━━━━━ Records to use ━━━━━

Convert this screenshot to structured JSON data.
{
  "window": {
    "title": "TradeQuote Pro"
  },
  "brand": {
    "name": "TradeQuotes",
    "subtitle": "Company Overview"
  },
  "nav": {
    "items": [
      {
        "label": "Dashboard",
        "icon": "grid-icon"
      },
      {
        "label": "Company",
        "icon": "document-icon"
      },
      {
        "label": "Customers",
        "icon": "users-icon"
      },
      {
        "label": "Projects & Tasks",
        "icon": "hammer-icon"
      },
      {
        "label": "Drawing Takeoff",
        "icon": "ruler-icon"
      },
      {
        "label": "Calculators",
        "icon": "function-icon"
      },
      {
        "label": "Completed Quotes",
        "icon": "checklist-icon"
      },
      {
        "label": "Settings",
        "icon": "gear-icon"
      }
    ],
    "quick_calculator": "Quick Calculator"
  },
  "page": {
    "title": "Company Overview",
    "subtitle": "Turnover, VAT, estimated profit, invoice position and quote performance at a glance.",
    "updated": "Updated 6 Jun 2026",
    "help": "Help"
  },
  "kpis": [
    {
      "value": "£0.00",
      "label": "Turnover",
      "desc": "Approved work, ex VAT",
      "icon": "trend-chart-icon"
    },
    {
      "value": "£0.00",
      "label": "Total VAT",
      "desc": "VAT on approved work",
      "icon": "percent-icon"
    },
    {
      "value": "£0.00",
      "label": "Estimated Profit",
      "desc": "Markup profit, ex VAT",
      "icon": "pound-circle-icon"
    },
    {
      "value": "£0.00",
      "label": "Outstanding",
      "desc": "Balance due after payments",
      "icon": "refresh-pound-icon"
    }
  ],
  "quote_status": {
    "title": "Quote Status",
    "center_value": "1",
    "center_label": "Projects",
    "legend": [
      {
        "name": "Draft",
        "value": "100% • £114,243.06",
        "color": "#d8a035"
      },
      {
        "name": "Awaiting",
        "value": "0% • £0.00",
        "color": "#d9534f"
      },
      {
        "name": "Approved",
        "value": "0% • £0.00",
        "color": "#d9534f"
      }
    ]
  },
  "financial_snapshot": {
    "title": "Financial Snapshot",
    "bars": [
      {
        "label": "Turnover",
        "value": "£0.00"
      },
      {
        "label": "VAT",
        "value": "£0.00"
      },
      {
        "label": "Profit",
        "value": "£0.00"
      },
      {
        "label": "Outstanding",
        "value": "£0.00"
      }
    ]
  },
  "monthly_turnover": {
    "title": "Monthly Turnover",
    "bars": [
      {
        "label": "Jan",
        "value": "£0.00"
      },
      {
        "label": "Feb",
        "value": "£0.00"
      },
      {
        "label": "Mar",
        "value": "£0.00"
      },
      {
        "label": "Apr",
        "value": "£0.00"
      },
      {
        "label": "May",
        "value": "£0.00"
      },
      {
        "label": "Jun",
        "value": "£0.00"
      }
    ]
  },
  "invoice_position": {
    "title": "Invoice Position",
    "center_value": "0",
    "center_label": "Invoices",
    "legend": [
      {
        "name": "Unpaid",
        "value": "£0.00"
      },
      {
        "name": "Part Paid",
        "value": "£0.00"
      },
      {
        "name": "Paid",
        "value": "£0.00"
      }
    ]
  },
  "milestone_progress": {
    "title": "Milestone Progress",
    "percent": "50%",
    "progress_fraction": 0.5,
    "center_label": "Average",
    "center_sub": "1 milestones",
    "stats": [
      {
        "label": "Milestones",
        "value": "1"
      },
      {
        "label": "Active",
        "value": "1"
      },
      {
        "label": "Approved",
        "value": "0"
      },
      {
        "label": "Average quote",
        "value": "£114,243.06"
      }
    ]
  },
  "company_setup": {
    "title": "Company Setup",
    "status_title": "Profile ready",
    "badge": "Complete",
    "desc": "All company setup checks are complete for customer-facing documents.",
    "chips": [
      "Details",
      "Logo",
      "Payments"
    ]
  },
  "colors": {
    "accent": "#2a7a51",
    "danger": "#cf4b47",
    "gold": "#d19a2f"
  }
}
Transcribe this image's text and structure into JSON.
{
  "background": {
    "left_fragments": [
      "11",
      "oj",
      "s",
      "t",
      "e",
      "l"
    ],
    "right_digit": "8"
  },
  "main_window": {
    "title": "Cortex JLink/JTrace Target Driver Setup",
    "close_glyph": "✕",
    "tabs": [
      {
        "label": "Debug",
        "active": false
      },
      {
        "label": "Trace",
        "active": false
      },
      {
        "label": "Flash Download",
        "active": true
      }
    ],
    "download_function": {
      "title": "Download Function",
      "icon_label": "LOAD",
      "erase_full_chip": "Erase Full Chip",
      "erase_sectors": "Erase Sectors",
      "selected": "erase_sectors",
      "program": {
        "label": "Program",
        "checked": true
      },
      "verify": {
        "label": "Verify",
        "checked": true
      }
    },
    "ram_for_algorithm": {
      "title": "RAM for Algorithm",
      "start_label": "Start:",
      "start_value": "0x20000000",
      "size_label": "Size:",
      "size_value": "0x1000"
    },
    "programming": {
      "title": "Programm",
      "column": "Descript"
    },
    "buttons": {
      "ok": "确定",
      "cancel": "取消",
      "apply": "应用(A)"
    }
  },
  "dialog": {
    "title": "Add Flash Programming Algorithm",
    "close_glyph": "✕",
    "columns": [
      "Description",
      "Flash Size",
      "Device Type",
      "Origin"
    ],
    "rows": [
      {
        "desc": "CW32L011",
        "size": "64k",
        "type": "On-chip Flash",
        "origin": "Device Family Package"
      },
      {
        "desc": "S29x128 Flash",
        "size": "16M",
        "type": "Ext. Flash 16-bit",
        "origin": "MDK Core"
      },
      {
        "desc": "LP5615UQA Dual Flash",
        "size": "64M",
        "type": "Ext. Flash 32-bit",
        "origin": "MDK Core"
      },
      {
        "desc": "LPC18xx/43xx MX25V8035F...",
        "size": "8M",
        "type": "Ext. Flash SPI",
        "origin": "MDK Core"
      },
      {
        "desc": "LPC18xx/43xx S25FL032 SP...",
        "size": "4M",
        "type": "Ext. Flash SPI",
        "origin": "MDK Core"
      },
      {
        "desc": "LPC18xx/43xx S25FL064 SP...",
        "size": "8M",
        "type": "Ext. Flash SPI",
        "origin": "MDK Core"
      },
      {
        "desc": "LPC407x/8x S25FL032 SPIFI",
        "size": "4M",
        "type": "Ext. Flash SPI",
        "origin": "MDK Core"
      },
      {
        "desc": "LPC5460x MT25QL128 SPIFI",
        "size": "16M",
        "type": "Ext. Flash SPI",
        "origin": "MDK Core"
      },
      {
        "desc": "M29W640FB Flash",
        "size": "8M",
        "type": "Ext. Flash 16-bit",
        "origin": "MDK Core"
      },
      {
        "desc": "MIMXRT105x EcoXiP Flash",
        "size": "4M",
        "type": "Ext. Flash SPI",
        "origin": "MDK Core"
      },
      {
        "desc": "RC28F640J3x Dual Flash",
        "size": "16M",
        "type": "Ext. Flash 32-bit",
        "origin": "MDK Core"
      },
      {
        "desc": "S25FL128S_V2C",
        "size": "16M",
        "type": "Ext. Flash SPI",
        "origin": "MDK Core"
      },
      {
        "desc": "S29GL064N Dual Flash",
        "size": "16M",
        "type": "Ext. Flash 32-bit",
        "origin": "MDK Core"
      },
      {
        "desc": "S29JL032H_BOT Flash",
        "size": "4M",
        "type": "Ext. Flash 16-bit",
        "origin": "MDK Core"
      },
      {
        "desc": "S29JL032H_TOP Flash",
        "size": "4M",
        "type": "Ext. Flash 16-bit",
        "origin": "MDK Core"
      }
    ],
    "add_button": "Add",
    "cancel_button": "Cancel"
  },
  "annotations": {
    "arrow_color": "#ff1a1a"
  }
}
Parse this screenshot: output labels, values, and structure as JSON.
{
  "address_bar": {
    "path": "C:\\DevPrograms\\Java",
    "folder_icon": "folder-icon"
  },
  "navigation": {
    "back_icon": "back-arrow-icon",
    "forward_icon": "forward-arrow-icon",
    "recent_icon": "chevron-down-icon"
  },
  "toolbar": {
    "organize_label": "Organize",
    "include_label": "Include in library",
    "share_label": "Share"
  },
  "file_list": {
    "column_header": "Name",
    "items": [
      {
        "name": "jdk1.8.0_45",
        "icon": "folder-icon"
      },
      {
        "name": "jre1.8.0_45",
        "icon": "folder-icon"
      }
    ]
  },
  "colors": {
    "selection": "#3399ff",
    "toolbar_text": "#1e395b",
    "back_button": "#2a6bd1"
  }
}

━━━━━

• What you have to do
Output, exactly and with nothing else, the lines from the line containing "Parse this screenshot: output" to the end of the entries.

• Answer to this task
Parse this screenshot: output labels, values, and structure as JSON.
{
  "address_bar": {
    "path": "C:\\DevPrograms\\Java",
    "folder_icon": "folder-icon"
  },
  "navigation": {
    "back_icon": "back-arrow-icon",
    "forward_icon": "forward-arrow-icon",
    "recent_icon": "chevron-down-icon"
  },
  "toolbar": {
    "organize_label": "Organize",
    "include_label": "Include in library",
    "share_label": "Share"
  },
  "file_list": {
    "column_header": "Name",
    "items": [
      {
        "name": "jdk1.8.0_45",
        "icon": "folder-icon"
      },
      {
        "name": "jre1.8.0_45",
        "icon": "folder-icon"
      }
    ]
  },
  "colors": {
    "selection": "#3399ff",
    "toolbar_text": "#1e395b",
    "back_button": "#2a6bd1"
  }
}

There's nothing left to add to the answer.